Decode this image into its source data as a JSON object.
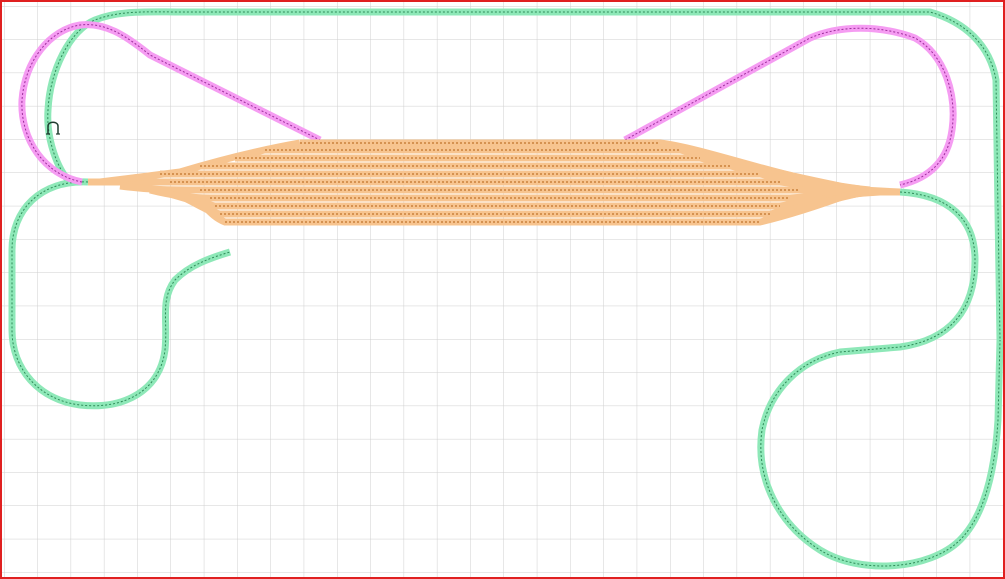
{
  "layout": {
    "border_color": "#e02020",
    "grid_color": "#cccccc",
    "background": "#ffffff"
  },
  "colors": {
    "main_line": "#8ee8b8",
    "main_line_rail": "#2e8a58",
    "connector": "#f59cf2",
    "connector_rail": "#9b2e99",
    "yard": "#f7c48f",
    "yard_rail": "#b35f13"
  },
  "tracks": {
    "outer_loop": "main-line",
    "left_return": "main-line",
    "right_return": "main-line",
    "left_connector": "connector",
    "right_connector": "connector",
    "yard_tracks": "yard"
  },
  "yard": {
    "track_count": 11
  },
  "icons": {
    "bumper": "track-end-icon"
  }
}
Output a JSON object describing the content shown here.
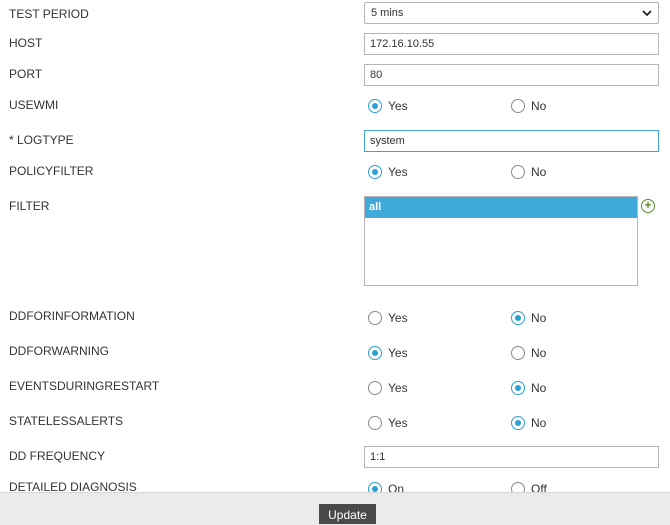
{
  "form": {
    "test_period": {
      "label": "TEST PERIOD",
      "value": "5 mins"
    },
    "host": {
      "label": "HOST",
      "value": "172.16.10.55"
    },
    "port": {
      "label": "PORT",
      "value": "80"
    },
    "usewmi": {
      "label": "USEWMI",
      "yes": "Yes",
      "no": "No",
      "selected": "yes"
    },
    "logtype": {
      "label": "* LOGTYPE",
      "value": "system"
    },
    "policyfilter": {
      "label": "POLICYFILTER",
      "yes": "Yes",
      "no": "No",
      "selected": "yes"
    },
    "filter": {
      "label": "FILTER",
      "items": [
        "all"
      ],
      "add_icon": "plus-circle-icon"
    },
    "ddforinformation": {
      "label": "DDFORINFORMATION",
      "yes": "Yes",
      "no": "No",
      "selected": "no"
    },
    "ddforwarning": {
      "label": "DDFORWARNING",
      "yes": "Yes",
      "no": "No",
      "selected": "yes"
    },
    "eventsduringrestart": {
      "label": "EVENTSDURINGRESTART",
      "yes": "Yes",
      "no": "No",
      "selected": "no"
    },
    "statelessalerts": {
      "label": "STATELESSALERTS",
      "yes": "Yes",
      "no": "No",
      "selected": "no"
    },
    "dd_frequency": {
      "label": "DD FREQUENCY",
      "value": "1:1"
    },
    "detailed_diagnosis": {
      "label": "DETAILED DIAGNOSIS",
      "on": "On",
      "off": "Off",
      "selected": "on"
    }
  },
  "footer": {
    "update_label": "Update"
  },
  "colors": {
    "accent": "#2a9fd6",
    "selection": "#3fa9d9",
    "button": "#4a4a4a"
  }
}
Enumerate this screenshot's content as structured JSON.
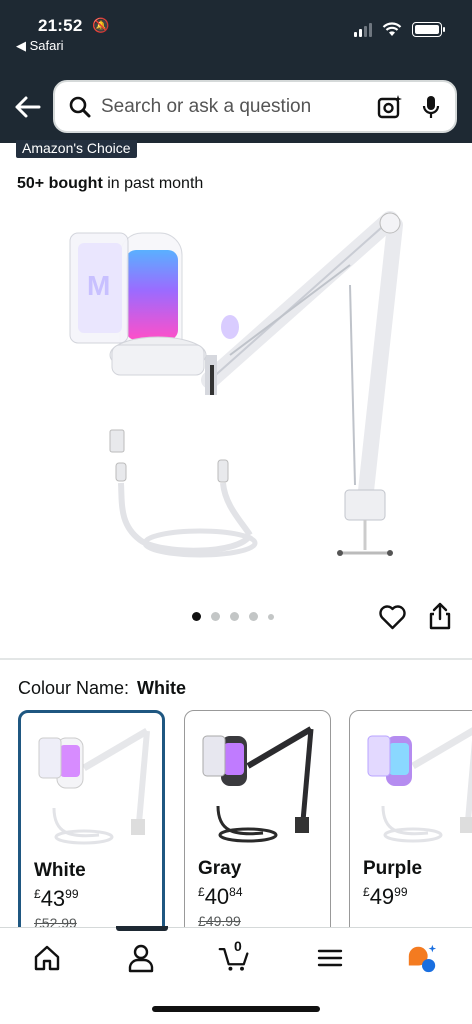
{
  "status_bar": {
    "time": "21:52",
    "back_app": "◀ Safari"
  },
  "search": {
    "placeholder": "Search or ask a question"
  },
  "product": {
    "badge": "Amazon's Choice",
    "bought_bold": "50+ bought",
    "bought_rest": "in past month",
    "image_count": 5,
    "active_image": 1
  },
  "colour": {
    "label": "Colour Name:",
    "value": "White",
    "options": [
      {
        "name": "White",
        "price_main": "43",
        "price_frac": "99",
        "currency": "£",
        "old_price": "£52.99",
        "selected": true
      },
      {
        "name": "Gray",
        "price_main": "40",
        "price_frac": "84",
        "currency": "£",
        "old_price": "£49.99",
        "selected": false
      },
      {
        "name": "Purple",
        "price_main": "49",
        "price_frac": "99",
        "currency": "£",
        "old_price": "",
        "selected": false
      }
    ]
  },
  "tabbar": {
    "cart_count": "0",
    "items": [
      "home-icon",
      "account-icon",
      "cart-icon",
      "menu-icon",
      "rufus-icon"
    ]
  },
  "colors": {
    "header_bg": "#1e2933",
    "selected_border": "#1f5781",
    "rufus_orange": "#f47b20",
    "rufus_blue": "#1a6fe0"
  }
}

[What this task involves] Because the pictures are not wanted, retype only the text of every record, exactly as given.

[Response area]
Decode this image into its source data as a JSON object.
{
  "layout": {
    "border_color": "#e02020",
    "grid_color": "#cccccc",
    "background": "#ffffff"
  },
  "colors": {
    "main_line": "#8ee8b8",
    "main_line_rail": "#2e8a58",
    "connector": "#f59cf2",
    "connector_rail": "#9b2e99",
    "yard": "#f7c48f",
    "yard_rail": "#b35f13"
  },
  "tracks": {
    "outer_loop": "main-line",
    "left_return": "main-line",
    "right_return": "main-line",
    "left_connector": "connector",
    "right_connector": "connector",
    "yard_tracks": "yard"
  },
  "yard": {
    "track_count": 11
  },
  "icons": {
    "bumper": "track-end-icon"
  }
}
Output a JSON object describing the content shown here.
{
  "form": {
    "test_period": {
      "label": "TEST PERIOD",
      "value": "5 mins"
    },
    "host": {
      "label": "HOST",
      "value": "172.16.10.55"
    },
    "port": {
      "label": "PORT",
      "value": "80"
    },
    "usewmi": {
      "label": "USEWMI",
      "yes": "Yes",
      "no": "No",
      "selected": "yes"
    },
    "logtype": {
      "label": "* LOGTYPE",
      "value": "system"
    },
    "policyfilter": {
      "label": "POLICYFILTER",
      "yes": "Yes",
      "no": "No",
      "selected": "yes"
    },
    "filter": {
      "label": "FILTER",
      "items": [
        "all"
      ],
      "add_icon": "plus-circle-icon"
    },
    "ddforinformation": {
      "label": "DDFORINFORMATION",
      "yes": "Yes",
      "no": "No",
      "selected": "no"
    },
    "ddforwarning": {
      "label": "DDFORWARNING",
      "yes": "Yes",
      "no": "No",
      "selected": "yes"
    },
    "eventsduringrestart": {
      "label": "EVENTSDURINGRESTART",
      "yes": "Yes",
      "no": "No",
      "selected": "no"
    },
    "statelessalerts": {
      "label": "STATELESSALERTS",
      "yes": "Yes",
      "no": "No",
      "selected": "no"
    },
    "dd_frequency": {
      "label": "DD FREQUENCY",
      "value": "1:1"
    },
    "detailed_diagnosis": {
      "label": "DETAILED DIAGNOSIS",
      "on": "On",
      "off": "Off",
      "selected": "on"
    }
  },
  "footer": {
    "update_label": "Update"
  },
  "colors": {
    "accent": "#2a9fd6",
    "selection": "#3fa9d9",
    "button": "#4a4a4a"
  }
}
Enumerate this screenshot's content as structured JSON.
{
  "status_bar": {
    "time": "21:52",
    "back_app": "◀ Safari"
  },
  "search": {
    "placeholder": "Search or ask a question"
  },
  "product": {
    "badge": "Amazon's Choice",
    "bought_bold": "50+ bought",
    "bought_rest": "in past month",
    "image_count": 5,
    "active_image": 1
  },
  "colour": {
    "label": "Colour Name:",
    "value": "White",
    "options": [
      {
        "name": "White",
        "price_main": "43",
        "price_frac": "99",
        "currency": "£",
        "old_price": "£52.99",
        "selected": true
      },
      {
        "name": "Gray",
        "price_main": "40",
        "price_frac": "84",
        "currency": "£",
        "old_price": "£49.99",
        "selected": false
      },
      {
        "name": "Purple",
        "price_main": "49",
        "price_frac": "99",
        "currency": "£",
        "old_price": "",
        "selected": false
      }
    ]
  },
  "tabbar": {
    "cart_count": "0",
    "items": [
      "home-icon",
      "account-icon",
      "cart-icon",
      "menu-icon",
      "rufus-icon"
    ]
  },
  "colors": {
    "header_bg": "#1e2933",
    "selected_border": "#1f5781",
    "rufus_orange": "#f47b20",
    "rufus_blue": "#1a6fe0"
  }
}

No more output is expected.